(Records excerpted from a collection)
☆ ☆ ☆ ☆ ☆
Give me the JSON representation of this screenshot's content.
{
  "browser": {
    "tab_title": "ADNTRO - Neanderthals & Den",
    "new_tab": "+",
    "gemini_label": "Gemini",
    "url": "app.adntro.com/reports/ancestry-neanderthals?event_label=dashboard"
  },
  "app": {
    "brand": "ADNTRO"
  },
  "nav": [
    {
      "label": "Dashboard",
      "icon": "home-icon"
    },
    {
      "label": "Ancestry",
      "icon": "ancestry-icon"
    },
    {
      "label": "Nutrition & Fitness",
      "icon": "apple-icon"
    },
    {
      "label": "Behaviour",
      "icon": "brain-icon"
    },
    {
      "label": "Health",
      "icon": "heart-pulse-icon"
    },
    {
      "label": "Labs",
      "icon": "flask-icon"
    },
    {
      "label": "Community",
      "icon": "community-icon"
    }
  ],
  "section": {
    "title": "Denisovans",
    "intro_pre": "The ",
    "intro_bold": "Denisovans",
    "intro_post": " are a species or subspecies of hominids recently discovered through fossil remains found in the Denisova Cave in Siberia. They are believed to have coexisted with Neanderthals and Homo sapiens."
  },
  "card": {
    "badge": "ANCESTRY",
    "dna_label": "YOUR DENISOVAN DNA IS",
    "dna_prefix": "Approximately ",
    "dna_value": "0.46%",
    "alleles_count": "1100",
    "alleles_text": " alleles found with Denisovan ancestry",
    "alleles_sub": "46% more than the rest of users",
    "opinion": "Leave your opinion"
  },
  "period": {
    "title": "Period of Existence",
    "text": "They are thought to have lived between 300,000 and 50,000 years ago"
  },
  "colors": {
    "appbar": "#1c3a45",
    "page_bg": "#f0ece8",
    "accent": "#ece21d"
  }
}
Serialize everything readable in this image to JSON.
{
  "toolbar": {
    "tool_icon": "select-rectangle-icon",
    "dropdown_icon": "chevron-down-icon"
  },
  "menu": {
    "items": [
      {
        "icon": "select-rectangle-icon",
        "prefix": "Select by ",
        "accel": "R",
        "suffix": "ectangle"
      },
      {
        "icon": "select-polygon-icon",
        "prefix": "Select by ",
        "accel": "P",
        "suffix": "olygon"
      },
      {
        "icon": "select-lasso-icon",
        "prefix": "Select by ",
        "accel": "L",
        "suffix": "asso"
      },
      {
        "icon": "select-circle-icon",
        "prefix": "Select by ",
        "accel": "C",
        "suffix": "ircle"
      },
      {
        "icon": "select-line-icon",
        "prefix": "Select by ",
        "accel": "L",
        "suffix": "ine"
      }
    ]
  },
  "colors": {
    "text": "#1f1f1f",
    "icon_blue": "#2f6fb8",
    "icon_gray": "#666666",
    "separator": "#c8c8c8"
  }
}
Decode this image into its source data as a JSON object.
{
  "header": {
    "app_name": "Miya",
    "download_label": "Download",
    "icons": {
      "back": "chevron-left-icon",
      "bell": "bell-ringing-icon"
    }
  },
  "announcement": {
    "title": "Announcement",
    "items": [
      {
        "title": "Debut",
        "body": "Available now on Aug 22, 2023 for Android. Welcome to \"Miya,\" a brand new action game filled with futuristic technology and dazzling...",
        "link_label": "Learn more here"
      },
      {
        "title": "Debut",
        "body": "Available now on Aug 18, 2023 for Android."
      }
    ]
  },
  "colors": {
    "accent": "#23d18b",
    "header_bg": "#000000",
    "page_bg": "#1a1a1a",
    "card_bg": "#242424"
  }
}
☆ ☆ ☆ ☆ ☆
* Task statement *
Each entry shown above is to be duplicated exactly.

* Output *
Give me the JSON representation of this screenshot's content.
{
  "browser": {
    "tab_title": "ADNTRO - Neanderthals & Den",
    "new_tab": "+",
    "gemini_label": "Gemini",
    "url": "app.adntro.com/reports/ancestry-neanderthals?event_label=dashboard"
  },
  "app": {
    "brand": "ADNTRO"
  },
  "nav": [
    {
      "label": "Dashboard",
      "icon": "home-icon"
    },
    {
      "label": "Ancestry",
      "icon": "ancestry-icon"
    },
    {
      "label": "Nutrition & Fitness",
      "icon": "apple-icon"
    },
    {
      "label": "Behaviour",
      "icon": "brain-icon"
    },
    {
      "label": "Health",
      "icon": "heart-pulse-icon"
    },
    {
      "label": "Labs",
      "icon": "flask-icon"
    },
    {
      "label": "Community",
      "icon": "community-icon"
    }
  ],
  "section": {
    "title": "Denisovans",
    "intro_pre": "The ",
    "intro_bold": "Denisovans",
    "intro_post": " are a species or subspecies of hominids recently discovered through fossil remains found in the Denisova Cave in Siberia. They are believed to have coexisted with Neanderthals and Homo sapiens."
  },
  "card": {
    "badge": "ANCESTRY",
    "dna_label": "YOUR DENISOVAN DNA IS",
    "dna_prefix": "Approximately ",
    "dna_value": "0.46%",
    "alleles_count": "1100",
    "alleles_text": " alleles found with Denisovan ancestry",
    "alleles_sub": "46% more than the rest of users",
    "opinion": "Leave your opinion"
  },
  "period": {
    "title": "Period of Existence",
    "text": "They are thought to have lived between 300,000 and 50,000 years ago"
  },
  "colors": {
    "appbar": "#1c3a45",
    "page_bg": "#f0ece8",
    "accent": "#ece21d"
  }
}
Serialize everything readable in this image to JSON.
{
  "toolbar": {
    "tool_icon": "select-rectangle-icon",
    "dropdown_icon": "chevron-down-icon"
  },
  "menu": {
    "items": [
      {
        "icon": "select-rectangle-icon",
        "prefix": "Select by ",
        "accel": "R",
        "suffix": "ectangle"
      },
      {
        "icon": "select-polygon-icon",
        "prefix": "Select by ",
        "accel": "P",
        "suffix": "olygon"
      },
      {
        "icon": "select-lasso-icon",
        "prefix": "Select by ",
        "accel": "L",
        "suffix": "asso"
      },
      {
        "icon": "select-circle-icon",
        "prefix": "Select by ",
        "accel": "C",
        "suffix": "ircle"
      },
      {
        "icon": "select-line-icon",
        "prefix": "Select by ",
        "accel": "L",
        "suffix": "ine"
      }
    ]
  },
  "colors": {
    "text": "#1f1f1f",
    "icon_blue": "#2f6fb8",
    "icon_gray": "#666666",
    "separator": "#c8c8c8"
  }
}
Decode this image into its source data as a JSON object.
{
  "header": {
    "app_name": "Miya",
    "download_label": "Download",
    "icons": {
      "back": "chevron-left-icon",
      "bell": "bell-ringing-icon"
    }
  },
  "announcement": {
    "title": "Announcement",
    "items": [
      {
        "title": "Debut",
        "body": "Available now on Aug 22, 2023 for Android. Welcome to \"Miya,\" a brand new action game filled with futuristic technology and dazzling...",
        "link_label": "Learn more here"
      },
      {
        "title": "Debut",
        "body": "Available now on Aug 18, 2023 for Android."
      }
    ]
  },
  "colors": {
    "accent": "#23d18b",
    "header_bg": "#000000",
    "page_bg": "#1a1a1a",
    "card_bg": "#242424"
  }
}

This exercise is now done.